Another point worth clearing out: I really think TM1 is not a very good choice for OLAP reporting engine. On a decent data volumes, of course, millions of rows will be fast as lightning ;) Let me explain why.
There’s a fundamental difference choice you take when you’re building an OLAP engine: you decide whether it will be bulk updated or data will be inserted real-time. Consequences are substantial, you either optimize system for faster reads or inserts.
TM1 was designed for data input and calculations, so it lacks the main ‘read-only’ system optimization: robust aggregates.
Aggregates are a common solution to performance issues that rise up when you ask “So how many socks did we sell last year” on dataset of billion rows. You can either try to walk through all detail records and count socks, or you can store an answer beforehand, creating a so-called aggregate view (products,years). Moreover this aggregate view can be used to answer question like ‘How were our sales at all last year’, since this view is way smaller than original data. But to do so, system must be ‘hierarchy-aware’, which is to know that you can calculate all product sales by omitting product dimension from (products,years) view. This property is sometimes called aggregate navigation. This all boils down to cube lattices that i like dearly. Working with such lattices was my PhD topic )
All read-optimized OLAP engines are built around this concept:
Each of these engines has a lot of optimizations in query rewriting. aimed on optimal aggregates usage.
As a side note: so does Oracle with materialized views and dimensions concept and IBM MQ with cube views )
But there’s no such thing in TM1. There are stargate views, which simply store the opened view and it’s very unclear how good is query-rewriting afterwards. At least nobody I talked with knows anything about that and my tests didn’t show good results.
Generally, TM1 projects were all about planning, which doesn’t involve billions of rows, so performance questions didn’t come up often.
TM1 loads both data and dimension at the same speed of 30k records per second (it depends on record size, but we couldn’t raise it much higher) in one CPU thread (say hello to Transformer). I’ve loaded data ten times faster in Oracle Essbase and it’s not the maximum you can reach.
30k\s is actually not bad enough, but inability to scale up is very bad.

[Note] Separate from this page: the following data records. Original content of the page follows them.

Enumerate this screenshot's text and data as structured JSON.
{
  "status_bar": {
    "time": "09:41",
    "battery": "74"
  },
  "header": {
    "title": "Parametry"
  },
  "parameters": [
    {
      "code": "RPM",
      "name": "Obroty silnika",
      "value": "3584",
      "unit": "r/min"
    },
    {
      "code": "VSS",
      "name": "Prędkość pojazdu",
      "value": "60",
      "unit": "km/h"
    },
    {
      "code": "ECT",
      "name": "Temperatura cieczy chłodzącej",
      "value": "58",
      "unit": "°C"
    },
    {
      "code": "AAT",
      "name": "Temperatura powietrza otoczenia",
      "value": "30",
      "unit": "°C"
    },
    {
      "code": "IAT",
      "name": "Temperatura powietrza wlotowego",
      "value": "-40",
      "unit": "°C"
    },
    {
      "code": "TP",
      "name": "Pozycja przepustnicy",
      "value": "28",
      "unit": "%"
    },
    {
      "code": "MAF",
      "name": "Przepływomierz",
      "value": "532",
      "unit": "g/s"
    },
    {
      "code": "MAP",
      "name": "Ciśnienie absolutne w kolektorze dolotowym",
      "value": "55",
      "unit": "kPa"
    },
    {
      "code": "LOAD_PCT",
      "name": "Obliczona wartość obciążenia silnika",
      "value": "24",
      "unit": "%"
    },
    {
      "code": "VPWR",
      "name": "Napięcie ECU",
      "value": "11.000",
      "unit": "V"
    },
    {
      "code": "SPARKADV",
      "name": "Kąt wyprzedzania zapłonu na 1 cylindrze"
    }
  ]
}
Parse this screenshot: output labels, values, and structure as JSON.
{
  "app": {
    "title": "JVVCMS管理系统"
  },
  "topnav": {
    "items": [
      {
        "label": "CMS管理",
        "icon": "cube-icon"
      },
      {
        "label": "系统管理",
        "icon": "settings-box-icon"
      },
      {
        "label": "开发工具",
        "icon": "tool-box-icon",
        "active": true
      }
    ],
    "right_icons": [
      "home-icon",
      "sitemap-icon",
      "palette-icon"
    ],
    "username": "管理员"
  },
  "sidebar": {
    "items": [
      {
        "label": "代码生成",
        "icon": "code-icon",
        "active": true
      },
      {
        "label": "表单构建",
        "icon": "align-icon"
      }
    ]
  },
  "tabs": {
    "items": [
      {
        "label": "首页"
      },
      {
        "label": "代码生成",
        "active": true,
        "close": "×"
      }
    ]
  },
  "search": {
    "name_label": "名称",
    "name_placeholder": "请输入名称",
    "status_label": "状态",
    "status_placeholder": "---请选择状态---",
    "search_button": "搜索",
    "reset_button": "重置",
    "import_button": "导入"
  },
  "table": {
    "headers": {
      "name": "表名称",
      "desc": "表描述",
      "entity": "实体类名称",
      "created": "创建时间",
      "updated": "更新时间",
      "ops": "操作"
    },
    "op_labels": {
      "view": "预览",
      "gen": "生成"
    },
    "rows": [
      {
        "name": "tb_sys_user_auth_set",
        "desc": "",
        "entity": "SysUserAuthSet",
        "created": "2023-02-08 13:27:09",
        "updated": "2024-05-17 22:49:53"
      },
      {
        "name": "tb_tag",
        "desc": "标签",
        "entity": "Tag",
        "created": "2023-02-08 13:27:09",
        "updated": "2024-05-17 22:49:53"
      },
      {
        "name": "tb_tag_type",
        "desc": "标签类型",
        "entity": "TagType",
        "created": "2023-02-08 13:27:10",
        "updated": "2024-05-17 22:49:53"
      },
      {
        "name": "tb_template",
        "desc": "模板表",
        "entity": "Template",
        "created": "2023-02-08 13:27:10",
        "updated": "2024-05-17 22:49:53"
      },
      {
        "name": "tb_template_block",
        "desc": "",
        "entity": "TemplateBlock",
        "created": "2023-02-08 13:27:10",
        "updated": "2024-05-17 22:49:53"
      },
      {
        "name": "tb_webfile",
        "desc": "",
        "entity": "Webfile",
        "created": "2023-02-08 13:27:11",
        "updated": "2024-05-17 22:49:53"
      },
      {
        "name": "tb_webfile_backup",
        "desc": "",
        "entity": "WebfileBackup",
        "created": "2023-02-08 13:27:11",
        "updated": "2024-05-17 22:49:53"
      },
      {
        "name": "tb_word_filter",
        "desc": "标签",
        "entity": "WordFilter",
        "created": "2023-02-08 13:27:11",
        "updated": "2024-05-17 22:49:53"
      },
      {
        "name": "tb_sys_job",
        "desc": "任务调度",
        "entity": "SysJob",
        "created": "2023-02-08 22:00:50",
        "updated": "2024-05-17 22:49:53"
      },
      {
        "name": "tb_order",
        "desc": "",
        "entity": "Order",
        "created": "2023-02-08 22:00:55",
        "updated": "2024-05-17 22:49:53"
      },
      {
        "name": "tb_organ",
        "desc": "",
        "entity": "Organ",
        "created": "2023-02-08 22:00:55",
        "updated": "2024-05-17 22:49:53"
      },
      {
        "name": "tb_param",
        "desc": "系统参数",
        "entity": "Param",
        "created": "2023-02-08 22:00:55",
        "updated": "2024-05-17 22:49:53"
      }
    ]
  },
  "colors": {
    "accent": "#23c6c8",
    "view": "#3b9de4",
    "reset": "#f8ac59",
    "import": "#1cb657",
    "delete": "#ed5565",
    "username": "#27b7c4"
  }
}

IBM positions TM1 as reporting-OLAP server as well as foundation for planning products, which, I think, is a bit inaccurate. I’ve tried to sum up my concerns, feel free to comment on your experiences.